## Data listing:
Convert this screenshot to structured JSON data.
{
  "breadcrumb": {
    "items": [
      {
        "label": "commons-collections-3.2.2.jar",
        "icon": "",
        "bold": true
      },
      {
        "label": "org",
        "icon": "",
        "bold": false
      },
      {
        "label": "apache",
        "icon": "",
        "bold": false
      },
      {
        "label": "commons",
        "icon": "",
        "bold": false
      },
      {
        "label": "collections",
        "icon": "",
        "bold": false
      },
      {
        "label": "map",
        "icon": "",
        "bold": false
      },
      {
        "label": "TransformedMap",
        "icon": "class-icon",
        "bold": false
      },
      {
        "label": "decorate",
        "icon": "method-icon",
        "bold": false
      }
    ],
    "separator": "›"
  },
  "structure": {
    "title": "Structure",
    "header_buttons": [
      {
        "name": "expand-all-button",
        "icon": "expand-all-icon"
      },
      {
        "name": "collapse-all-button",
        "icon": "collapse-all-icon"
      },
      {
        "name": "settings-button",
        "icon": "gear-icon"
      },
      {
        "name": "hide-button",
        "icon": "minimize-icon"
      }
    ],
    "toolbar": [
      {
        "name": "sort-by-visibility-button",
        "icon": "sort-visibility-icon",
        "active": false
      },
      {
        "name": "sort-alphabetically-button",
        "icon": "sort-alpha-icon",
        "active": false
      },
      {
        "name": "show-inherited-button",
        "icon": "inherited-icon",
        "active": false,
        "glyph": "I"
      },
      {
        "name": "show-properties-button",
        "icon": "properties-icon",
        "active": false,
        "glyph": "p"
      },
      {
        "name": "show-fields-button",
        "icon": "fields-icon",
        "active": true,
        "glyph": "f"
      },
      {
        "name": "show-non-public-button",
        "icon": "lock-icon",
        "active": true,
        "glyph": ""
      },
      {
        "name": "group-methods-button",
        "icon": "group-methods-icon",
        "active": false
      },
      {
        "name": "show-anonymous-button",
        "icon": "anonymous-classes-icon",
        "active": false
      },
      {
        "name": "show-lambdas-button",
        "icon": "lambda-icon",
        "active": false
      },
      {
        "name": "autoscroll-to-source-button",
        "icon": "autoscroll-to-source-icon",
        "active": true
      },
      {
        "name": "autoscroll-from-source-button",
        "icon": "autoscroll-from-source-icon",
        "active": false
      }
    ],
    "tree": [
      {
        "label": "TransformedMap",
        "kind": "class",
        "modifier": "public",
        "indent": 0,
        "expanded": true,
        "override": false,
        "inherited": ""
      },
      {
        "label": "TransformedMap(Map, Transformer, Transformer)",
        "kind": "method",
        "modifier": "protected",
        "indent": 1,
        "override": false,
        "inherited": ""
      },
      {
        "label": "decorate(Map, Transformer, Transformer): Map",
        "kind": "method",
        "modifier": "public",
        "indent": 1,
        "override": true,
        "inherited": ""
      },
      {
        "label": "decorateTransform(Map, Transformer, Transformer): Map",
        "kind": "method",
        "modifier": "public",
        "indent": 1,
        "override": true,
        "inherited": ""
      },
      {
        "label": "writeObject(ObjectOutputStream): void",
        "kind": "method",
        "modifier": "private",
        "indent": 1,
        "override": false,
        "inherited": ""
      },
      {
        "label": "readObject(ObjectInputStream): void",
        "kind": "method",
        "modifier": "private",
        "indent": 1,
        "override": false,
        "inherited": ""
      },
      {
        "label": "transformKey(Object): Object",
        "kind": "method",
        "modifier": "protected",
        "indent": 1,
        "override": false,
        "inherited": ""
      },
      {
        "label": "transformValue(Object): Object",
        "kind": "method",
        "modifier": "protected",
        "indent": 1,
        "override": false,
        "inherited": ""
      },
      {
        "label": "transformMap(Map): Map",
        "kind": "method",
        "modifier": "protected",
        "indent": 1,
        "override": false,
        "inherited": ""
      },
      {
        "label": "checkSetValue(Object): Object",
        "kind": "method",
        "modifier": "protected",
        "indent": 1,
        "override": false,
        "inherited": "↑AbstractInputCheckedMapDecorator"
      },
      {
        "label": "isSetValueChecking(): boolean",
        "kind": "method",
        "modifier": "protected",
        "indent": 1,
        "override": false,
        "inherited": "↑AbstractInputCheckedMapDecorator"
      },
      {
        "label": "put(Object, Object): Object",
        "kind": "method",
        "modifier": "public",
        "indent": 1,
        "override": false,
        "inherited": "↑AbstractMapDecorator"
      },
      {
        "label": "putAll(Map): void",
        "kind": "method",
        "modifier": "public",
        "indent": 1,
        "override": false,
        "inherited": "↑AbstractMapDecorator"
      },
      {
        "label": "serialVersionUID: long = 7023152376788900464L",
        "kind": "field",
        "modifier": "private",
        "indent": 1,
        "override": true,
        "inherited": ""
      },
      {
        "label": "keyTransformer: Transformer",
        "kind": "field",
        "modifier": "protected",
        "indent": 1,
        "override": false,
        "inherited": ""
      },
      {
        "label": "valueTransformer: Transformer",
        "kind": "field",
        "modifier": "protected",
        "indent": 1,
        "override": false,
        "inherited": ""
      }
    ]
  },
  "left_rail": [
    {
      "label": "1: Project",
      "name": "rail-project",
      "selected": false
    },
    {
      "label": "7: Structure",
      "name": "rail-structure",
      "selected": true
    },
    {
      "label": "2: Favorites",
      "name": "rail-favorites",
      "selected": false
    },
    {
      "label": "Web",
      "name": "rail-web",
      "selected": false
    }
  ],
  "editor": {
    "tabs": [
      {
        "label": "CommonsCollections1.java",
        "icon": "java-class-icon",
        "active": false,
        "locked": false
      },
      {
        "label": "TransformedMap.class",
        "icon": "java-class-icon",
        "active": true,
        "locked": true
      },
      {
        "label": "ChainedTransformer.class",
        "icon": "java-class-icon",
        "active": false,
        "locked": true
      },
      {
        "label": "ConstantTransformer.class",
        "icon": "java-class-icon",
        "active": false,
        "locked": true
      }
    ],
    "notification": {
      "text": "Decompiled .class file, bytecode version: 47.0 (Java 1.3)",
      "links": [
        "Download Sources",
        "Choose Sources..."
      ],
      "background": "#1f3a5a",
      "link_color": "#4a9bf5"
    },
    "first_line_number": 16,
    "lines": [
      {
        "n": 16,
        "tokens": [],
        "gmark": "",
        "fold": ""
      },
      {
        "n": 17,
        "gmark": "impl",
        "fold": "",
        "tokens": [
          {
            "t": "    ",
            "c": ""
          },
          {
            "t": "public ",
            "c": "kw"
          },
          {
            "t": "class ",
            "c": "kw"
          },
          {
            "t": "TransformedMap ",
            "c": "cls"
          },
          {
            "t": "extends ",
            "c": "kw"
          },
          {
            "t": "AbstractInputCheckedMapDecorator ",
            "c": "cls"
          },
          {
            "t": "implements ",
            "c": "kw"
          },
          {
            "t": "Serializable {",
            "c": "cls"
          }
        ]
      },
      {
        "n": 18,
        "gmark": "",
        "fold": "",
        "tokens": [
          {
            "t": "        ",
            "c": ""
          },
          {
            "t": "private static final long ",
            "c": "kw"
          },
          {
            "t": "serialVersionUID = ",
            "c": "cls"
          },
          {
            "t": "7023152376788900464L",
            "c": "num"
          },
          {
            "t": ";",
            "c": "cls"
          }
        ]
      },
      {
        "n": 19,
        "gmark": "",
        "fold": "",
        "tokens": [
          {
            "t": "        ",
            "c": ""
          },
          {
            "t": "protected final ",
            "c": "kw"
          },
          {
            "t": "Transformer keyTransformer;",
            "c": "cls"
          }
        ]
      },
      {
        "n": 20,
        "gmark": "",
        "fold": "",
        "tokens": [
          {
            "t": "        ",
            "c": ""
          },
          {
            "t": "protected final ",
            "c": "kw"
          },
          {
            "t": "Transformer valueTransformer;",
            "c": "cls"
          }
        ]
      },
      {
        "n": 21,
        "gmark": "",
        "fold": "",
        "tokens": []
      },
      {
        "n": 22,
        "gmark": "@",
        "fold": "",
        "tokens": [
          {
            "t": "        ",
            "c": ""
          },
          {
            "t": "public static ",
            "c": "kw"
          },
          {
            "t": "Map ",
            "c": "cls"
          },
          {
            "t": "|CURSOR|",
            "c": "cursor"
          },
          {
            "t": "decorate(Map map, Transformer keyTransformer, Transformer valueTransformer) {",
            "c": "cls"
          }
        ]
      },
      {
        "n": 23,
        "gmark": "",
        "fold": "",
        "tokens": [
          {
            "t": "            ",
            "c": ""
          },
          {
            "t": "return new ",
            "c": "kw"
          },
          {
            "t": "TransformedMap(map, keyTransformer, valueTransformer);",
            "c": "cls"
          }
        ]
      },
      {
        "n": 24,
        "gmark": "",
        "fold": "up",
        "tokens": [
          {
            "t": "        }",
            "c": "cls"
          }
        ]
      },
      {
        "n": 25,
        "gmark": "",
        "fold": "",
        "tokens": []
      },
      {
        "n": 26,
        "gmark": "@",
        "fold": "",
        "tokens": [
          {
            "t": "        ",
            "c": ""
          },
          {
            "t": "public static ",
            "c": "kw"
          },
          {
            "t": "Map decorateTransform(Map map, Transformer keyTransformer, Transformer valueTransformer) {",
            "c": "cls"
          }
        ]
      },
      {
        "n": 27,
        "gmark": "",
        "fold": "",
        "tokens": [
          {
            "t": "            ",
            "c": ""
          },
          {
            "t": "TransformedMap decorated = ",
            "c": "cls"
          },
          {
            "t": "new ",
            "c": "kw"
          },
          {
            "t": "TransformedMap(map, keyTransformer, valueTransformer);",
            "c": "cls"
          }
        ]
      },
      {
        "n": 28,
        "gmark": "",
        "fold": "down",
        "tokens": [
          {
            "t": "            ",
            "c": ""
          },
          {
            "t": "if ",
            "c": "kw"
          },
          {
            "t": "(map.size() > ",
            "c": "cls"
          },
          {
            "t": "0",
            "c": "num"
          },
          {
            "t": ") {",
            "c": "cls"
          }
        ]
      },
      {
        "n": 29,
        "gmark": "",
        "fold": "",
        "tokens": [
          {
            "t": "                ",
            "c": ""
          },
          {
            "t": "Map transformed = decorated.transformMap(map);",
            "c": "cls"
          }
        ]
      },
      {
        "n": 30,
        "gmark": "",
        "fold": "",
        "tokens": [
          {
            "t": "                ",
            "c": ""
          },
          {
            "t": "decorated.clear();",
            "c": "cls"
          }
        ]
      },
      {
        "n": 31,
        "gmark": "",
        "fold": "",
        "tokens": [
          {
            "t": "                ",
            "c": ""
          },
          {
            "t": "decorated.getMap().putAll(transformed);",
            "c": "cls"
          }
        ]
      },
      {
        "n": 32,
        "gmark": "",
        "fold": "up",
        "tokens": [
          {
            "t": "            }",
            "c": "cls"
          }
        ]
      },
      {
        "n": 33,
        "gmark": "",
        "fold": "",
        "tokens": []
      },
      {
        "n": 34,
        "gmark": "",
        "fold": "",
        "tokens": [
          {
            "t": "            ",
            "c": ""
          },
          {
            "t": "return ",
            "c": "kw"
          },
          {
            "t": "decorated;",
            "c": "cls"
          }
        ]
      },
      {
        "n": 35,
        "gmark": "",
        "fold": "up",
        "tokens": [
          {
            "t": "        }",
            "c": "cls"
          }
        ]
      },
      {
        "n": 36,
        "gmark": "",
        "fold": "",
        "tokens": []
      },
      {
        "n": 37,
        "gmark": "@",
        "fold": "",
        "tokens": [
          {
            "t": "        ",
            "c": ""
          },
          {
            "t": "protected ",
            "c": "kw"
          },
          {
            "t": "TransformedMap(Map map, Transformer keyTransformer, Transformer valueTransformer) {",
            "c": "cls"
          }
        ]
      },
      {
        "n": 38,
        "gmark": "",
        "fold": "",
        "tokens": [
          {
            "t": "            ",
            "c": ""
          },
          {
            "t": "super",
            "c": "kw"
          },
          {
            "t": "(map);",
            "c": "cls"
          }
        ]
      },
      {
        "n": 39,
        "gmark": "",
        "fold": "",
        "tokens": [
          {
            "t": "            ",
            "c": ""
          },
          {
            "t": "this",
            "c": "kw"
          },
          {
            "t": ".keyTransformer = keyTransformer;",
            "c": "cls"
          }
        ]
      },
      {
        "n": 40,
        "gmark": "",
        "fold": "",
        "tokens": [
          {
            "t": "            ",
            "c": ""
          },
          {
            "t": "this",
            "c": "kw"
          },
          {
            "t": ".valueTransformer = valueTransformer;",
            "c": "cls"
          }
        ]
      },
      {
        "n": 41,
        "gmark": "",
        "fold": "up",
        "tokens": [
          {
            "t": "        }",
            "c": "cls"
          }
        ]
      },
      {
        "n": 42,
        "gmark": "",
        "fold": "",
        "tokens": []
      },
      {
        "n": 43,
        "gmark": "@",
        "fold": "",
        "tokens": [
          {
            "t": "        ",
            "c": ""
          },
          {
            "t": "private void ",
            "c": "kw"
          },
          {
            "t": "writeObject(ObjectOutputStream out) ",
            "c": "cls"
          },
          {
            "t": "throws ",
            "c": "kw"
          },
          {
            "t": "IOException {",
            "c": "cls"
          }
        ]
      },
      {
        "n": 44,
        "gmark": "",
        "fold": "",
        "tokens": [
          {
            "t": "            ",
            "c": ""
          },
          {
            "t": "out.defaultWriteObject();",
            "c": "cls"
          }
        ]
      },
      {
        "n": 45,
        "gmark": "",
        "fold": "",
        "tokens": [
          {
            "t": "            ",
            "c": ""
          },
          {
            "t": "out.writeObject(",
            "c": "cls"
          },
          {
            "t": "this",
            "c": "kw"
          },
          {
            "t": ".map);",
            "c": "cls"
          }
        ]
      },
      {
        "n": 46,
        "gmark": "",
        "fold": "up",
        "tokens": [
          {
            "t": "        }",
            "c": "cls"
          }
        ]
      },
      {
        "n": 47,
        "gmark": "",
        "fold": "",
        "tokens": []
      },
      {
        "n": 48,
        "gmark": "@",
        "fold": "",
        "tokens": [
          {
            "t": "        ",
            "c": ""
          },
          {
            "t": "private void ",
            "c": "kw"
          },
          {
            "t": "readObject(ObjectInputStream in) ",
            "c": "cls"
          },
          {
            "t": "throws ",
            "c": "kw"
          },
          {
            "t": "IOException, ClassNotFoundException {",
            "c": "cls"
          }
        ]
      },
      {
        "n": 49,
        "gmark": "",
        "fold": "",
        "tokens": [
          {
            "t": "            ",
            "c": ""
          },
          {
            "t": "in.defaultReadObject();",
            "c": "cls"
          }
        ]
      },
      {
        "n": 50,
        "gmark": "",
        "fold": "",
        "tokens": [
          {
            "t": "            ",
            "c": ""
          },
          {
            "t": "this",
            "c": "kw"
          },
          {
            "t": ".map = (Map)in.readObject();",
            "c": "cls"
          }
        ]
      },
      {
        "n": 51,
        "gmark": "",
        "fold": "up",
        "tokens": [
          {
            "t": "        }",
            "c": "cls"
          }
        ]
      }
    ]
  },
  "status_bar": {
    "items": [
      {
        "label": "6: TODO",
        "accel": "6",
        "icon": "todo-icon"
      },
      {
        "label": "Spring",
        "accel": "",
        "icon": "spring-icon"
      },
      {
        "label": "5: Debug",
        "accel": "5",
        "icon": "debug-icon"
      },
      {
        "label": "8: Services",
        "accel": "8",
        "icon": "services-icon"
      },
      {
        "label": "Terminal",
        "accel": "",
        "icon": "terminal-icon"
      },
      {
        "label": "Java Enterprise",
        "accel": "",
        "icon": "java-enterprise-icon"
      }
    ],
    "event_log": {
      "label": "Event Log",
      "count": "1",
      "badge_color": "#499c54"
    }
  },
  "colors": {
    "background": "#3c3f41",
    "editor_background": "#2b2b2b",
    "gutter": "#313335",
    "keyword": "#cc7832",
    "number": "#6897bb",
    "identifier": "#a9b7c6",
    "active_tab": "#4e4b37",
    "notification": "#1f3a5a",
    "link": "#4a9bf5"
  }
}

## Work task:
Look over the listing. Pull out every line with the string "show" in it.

## Solution for this task:
        "name": "show-inherited-button",
        "name": "show-properties-button",
        "name": "show-fields-button",
        "name": "show-non-public-button",
        "name": "show-anonymous-button",
        "name": "show-lambdas-button",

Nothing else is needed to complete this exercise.